Rashida Jones and Will McCormick worked together to put forth a screenplay that delves into a failed relationship between Celeste and Jesse in which they remain very good friends while they are going through a divorce.  Very similar to how Friends with Kids plays on the nuances and partnership aspects of going through such an important and big part of young adulthood with a best friend, Celeste and Jesse Forever looks at the couple that may be hiding some deeper and poignant emotions under the guise of a great friendship.  The depth that the movie takes into uncovering that is certainly one that has a lot of material to explore and something that can be taken in a multitude of different directions.
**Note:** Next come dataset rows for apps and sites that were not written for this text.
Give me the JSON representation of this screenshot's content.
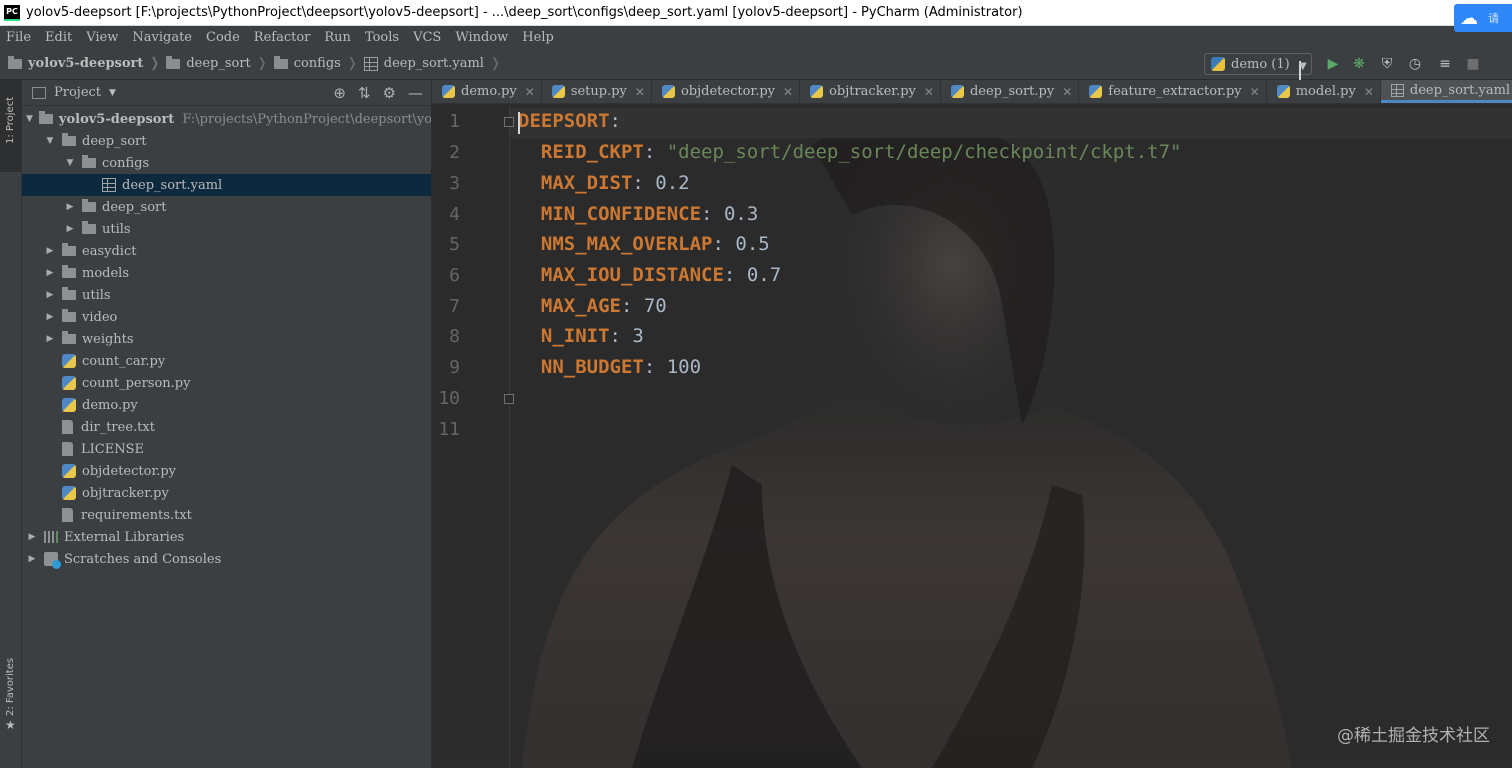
{
  "window": {
    "title": "yolov5-deepsort [F:\\projects\\PythonProject\\deepsort\\yolov5-deepsort] - ...\\deep_sort\\configs\\deep_sort.yaml [yolov5-deepsort] - PyCharm (Administrator)",
    "app_icon_text": "PC"
  },
  "menu": [
    "File",
    "Edit",
    "View",
    "Navigate",
    "Code",
    "Refactor",
    "Run",
    "Tools",
    "VCS",
    "Window",
    "Help"
  ],
  "badge": {
    "text": "请",
    "icon": "baidu-cloud-icon"
  },
  "breadcrumb": [
    "yolov5-deepsort",
    "deep_sort",
    "configs",
    "deep_sort.yaml"
  ],
  "run_config": {
    "label": "demo (1)"
  },
  "toolbar_icons": [
    "run-icon",
    "debug-icon",
    "coverage-icon",
    "profile-icon",
    "build-icon",
    "stop-icon"
  ],
  "left_strip": {
    "project_label": "1: Project",
    "favorites_label": "2: Favorites"
  },
  "project_panel": {
    "title": "Project",
    "root_name": "yolov5-deepsort",
    "root_path": "F:\\projects\\PythonProject\\deepsort\\yolo",
    "items": [
      {
        "label": "deep_sort"
      },
      {
        "label": "configs"
      },
      {
        "label": "deep_sort.yaml"
      },
      {
        "label": "deep_sort"
      },
      {
        "label": "utils"
      },
      {
        "label": "easydict"
      },
      {
        "label": "models"
      },
      {
        "label": "utils"
      },
      {
        "label": "video"
      },
      {
        "label": "weights"
      },
      {
        "label": "count_car.py"
      },
      {
        "label": "count_person.py"
      },
      {
        "label": "demo.py"
      },
      {
        "label": "dir_tree.txt"
      },
      {
        "label": "LICENSE"
      },
      {
        "label": "objdetector.py"
      },
      {
        "label": "objtracker.py"
      },
      {
        "label": "requirements.txt"
      },
      {
        "label": "External Libraries"
      },
      {
        "label": "Scratches and Consoles"
      }
    ]
  },
  "tabs": [
    "demo.py",
    "setup.py",
    "objdetector.py",
    "objtracker.py",
    "deep_sort.py",
    "feature_extractor.py",
    "model.py",
    "deep_sort.yaml"
  ],
  "editor": {
    "line_numbers": [
      "1",
      "2",
      "3",
      "4",
      "5",
      "6",
      "7",
      "8",
      "9",
      "10",
      "11"
    ],
    "lines": [
      {
        "key": "DEEPSORT",
        "value": ""
      },
      {
        "key": "REID_CKPT",
        "value": "\"deep_sort/deep_sort/deep/checkpoint/ckpt.t7\""
      },
      {
        "key": "MAX_DIST",
        "value": "0.2"
      },
      {
        "key": "MIN_CONFIDENCE",
        "value": "0.3"
      },
      {
        "key": "NMS_MAX_OVERLAP",
        "value": "0.5"
      },
      {
        "key": "MAX_IOU_DISTANCE",
        "value": "0.7"
      },
      {
        "key": "MAX_AGE",
        "value": "70"
      },
      {
        "key": "N_INIT",
        "value": "3"
      },
      {
        "key": "NN_BUDGET",
        "value": "100"
      }
    ]
  },
  "watermark": "@稀土掘金技术社区",
  "colors": {
    "keyword": "#cc7832",
    "string": "#6a8759",
    "number": "#a9b7c6",
    "selection": "#0d293e",
    "tab_underline": "#4a88c7"
  }
}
The comedic parts of the movie work slightly better than the melodramatic emotional core of the film, probably due to the fact that Jones and McCormick are primarily comedic actors and have surrounded themselves with a handful of other actors whose majority of work experience is based in comedies as well.  Based on Sandberg’s work on SNL and Jones’ in Parks & Rec, there’s almost a 100% chance that most of their funny scenes together were heavily improvisational based (i.e. their first scene at dinner talking over the menu in German accents).  The romantic relationship dynamic between Sandberg and Jones is genuine and believable from both of the characters’ points of views and they have an authentic chemistry on screen that does come off more as best friends than intimate lovers (which actually works for this story and is most likely mirrors their real life friendship). 
There were a couple of scenes where the movie lost me a little when it felt like they were making uncomfortable situations just for the sake of making uncomfortable situations.  In those instances, the over the top awkwardness felt a little forced to me as opposed to the authenticity that was shown earlier in the movie.  Celeste’s relationship with Emma Roberts’ pop star persona felt out of place near the end of the movie and didn’t really make a whole lot of sense to me.  Emma Roberts continues to play the misunderstood teen in the vein of this generation’s Jenna Malone but always seems more one-note than what Malone used to be able convey through her troubled teen characters.  I’m also just not a big fan of her acting (although I’m sure she’s GREAT in We Are The Millers!).
I know that never every character in every single movie is going to be likable but I just wish I sympathized with Celeste a little more than I did by the time this was over.
Rating: 7/10
Side Notes:
  • I still love you Rashida Jones.  So room temp.
  • I think this was the first time in history that a girl named Celeste didn’t turn out to be a 90 year old grandmother.
  • I’m not sure if I’m excited enough for Sandberg’s new TV show, Brooklyn Nine Nine .  Maybe I should get on that.